Mississippi Supreme Court Upholds $30,110,618 Ruling Against Sandoz, Inc. for Common-Law Fraud and Violations of the Mississippi Consumer Protection Act
The Mississippi Supreme Court upheld a $30,110,618 ruling against generic pharmaceutical provider, Sandoz, Inc. and affirmed that the company committed common-law fraud against the State of Mississippi and violated the Mississippi Consumer Protection Act.
This is a significant victory for the tax payers of Mississippi who were cheated by Sandoz, Inc. of more than $23 million dollars when the company lied about its prices and defrauded the state.
The Attorney General’s Office filed suit against Sandoz, Inc. after discovering that from 1991 to 1999 the company reported over-inflated fictitious “Average Wholesale Prices” (AWPs) to the national data service used by Mississippi and other states to calculate the reimbursement of pharmaceuticals purchased from Sandoz, Inc. After a ten day trial in April, 2011, Rankin County Chancery Judge Thomas Zebert ruled that the company committed common-law fraud, that it violated the Mississippi Consumer Protection Act, and that Mississippi was overcharged $23,661,618 as a direct result of the falsified AWPs by Sandoz.

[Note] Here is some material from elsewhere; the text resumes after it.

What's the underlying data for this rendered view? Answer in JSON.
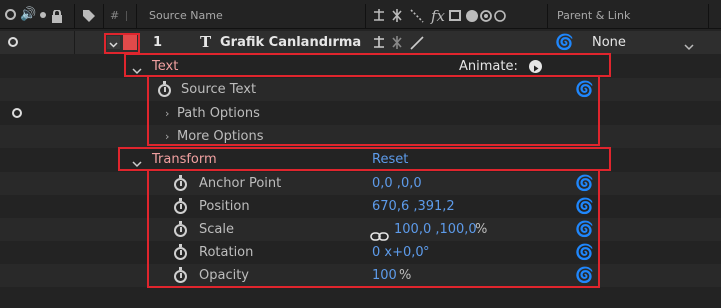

Judge Zebert also ordered Sandoz to repay the $23,661,618, as well as $2,699,000 in civil penalties and $3,750,000 in punitive damages for its fraudulent conduct for a total of $30,110,618.
In a decision handed down Thursday, the Mississippi Supreme Court affirmed each of Judge Zebert’s rulings. Justice Chandler wrote, “Sandoz’s practice of reporting false AWPs was a deceptive trade practice. The “prices” were exaggerated to an extent that they were not even prices. Providing false information is deceptive and violates the Act.”
This company had a net worth of some $500 million dollars and basically stole $23,661,618 million dollars from the tax-paying consumers of one of the nation’s poorest states.
The Division of Medicaid (DOM) provides healthcare assistance, including prescription drug coverage, to Mississippians who meet a specific lower income threshold. The AWP provided by a pharmaceutical company to the national data service was the most important figure in the formula to determine the price used by Medicaid. The AWP was defined as the average price paid to the wholesaler for a particular drug, yet in 1998 Sandoz bragged to a client that it reported the AWP for one drug as $86 dollars, but the actual price would be only $7.16.
Any company which falsifies data in order to overcharge consumers should be held accountable. Sandoz fabricated prices and Mississippi consumers paid heavily. I thank the learned, late Judge Tom Zebert, who spent hundreds of hours on this complex case, and the members of our Supreme Court who helped us protect the consumers of Mississippi.
As a result of this claim against Sandoz and similar AWP claims against more than 50 pharmaceutical companies, most of which settled, the Attorney General’s Office has recovered $147,422,012 for Mississippi.